**Your task:** Every line containing "JSON" should be identified and copied from the data below.

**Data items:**
▼

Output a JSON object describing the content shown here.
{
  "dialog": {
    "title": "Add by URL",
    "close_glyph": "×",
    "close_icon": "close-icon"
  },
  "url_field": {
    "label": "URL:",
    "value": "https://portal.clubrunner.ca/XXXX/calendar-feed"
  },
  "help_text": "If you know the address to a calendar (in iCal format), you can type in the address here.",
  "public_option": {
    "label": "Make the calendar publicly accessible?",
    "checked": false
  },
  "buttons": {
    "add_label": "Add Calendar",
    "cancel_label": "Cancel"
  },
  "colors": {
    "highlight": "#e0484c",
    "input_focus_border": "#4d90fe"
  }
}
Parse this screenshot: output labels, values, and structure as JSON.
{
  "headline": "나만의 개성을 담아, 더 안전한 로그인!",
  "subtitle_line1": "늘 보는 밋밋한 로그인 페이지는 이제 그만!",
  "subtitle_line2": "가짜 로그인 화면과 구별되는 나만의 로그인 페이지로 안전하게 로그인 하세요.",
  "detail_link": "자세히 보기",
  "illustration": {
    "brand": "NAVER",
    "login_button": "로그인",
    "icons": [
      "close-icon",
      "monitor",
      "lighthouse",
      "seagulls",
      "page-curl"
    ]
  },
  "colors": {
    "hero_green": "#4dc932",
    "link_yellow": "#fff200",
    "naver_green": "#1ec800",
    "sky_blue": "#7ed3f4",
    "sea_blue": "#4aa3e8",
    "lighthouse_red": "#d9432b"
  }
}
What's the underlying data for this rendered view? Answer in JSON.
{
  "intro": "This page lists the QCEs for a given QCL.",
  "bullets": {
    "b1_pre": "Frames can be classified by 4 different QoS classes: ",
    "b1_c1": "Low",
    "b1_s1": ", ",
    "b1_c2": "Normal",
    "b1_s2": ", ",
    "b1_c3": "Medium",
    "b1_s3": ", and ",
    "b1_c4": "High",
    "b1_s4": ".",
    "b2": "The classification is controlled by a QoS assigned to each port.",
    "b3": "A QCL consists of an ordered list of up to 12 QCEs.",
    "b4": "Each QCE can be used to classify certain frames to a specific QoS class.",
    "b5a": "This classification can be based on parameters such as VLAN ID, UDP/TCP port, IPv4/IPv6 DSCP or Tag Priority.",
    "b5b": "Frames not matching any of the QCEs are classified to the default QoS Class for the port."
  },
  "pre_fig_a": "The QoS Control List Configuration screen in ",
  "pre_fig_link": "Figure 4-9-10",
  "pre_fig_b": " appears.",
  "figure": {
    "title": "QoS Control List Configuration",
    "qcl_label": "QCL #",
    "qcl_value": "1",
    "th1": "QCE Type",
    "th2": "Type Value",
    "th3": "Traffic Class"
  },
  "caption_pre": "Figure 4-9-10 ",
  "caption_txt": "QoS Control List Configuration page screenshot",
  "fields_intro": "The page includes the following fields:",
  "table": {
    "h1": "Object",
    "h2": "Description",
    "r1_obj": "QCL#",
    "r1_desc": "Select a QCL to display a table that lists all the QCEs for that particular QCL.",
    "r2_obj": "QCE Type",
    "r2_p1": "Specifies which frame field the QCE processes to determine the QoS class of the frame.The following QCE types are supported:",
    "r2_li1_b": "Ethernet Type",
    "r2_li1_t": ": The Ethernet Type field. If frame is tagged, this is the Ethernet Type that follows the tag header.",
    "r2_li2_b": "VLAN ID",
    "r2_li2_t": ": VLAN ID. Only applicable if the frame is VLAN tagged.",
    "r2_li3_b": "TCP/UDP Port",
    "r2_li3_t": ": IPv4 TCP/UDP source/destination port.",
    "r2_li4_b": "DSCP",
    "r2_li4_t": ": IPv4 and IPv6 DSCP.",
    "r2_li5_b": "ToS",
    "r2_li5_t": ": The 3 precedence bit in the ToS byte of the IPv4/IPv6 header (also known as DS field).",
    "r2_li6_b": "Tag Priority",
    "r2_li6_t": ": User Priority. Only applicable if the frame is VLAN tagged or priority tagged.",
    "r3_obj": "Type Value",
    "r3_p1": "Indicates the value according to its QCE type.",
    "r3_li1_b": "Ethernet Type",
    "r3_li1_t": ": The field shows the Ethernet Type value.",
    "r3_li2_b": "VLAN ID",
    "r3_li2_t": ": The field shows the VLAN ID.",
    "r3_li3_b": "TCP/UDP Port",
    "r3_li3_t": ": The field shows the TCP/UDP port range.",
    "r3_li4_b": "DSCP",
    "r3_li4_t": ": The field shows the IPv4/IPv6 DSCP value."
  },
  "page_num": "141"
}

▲

**Reply to the task:**
Output a JSON object describing the content shown here.
Parse this screenshot: output labels, values, and structure as JSON.
What's the underlying data for this rendered view? Answer in JSON.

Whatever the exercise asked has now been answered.